      I think the reason we get agitated is because we feel hopeless that there is no substitution to get us to that state – and that if we can just find solutions to that maybe we don’t have the symptoms of withdrawl. I don’t think symptoms of withdrawl are necessarily a bad thing – we have basic human needs and I think it is one of them. When we don’t eat, sleep, drink water, etc. we have forms of withdrawal because our body is telling us that is something we need in order to survive.

      It is really an interesting point, though, and I’m sorry to hear about your wrist as it has got to be hard not being able to do something you love so much. May you find new and interesting ways to reach that place without putting your body in pain. xoxo

  • June 27, 2010 at 3:33 pm

    Five mornings a week at our local Y, you will find two woman, formerly alcoholics, playing tennis. Glasser has been around a very long time. When he was doing therapy, he would have his clients out for a run or a walk to kick-off therapy.

  • June 30, 2010 at 3:28 pm

    I think crocheting is a positive addiction for me. Gardening is as well. I think fellow needle-workers and gardeners would agree with me. They are positive addictions that help soothe and calm, and they are both positive for many reasons.

  • August 5, 2010 at 12:19 pm

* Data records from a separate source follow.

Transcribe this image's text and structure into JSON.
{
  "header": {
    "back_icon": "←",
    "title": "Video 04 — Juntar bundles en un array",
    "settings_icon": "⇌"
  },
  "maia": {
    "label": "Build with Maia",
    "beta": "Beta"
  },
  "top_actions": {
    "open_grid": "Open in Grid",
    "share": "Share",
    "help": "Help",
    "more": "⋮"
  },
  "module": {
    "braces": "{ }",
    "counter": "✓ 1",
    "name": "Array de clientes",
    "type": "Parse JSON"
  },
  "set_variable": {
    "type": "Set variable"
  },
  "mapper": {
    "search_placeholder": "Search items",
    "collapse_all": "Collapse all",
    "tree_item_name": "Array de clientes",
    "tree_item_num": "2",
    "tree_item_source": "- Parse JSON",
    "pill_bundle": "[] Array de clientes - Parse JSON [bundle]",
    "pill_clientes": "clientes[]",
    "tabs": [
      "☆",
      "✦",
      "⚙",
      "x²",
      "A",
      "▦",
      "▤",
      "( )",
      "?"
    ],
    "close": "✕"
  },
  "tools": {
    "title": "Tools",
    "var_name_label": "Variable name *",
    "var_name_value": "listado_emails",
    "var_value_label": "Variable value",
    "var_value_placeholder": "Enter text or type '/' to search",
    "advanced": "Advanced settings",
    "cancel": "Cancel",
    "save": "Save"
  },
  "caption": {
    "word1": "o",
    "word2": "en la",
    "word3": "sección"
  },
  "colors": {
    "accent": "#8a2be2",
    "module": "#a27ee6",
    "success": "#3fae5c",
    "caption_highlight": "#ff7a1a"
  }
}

    I had a long, rough go with alcoholism – and since I fundamentally disagreed with the AA methodology as well as the notion that addiction was not at its core a strictly medical abnormality that has to date no medical treatment, but rather some mental/spiritual abcess that lay undiscovered and raging to be addressed – I pretty much guaranteed myself the need to find my own way. Well, after I tossed out all the nonsense of powerlessness and steps and the rest, I said simply: What can I do for myself…positively? And that became running. I walked at first because I was no runner. But with a walk/jog plan I soon found myself running long distances, losing 70 pounds and alas, not drinking. And that was years ago. I run most every day for 6 or 7 miles, I feel fabulous, I found love, a spectacular career, and more than anything peace and well being. There is nothing in any church basement, coffee cup, sugar cookie or war story that comes near the euphoria you feel on an autumn day, a breeze blowing, a sweat covering your skin cooled by the crisp air. More people should try this method to solve problems – it works, its simple,you feel awesome and you gain a perspective on what positive and negative addictions really are and why one is soooo much more desirable than the other. Plus I tend to believe that the traditional addiction notion that you are “never over it” is pure nonsense.You make yourself well and strong and at peace and tell me yourself if you can’t be over it. You absolutely can!!!

    • August 6, 2010 at 9:57 am


      This is fantastic! I really love and appreciate what you said, and your description on the run itself and beauty that has come into your life because of it. So happy that you found something really positive in your life to take over all that negative.
      Keep up the great work and thanks!

  • August 7, 2011 at 6:33 am

    Cycling has definitely become a somewhat of an addiction with me as well as using a jump rope, barefoot running and kayaking. I’m not too fussed about what I do so long as I perceive it to be challenging enough to push myself each time.Without trying to analyze it too much, I simply participate in those activities because they feel good whilst maintaining good health and clearer state of mind.Why do I think it’s an addiction? Because if I happen to miss it for a few days I experience symptoms of withdrawals as well as guilt.


The discussion section is closed to new comments for this blog.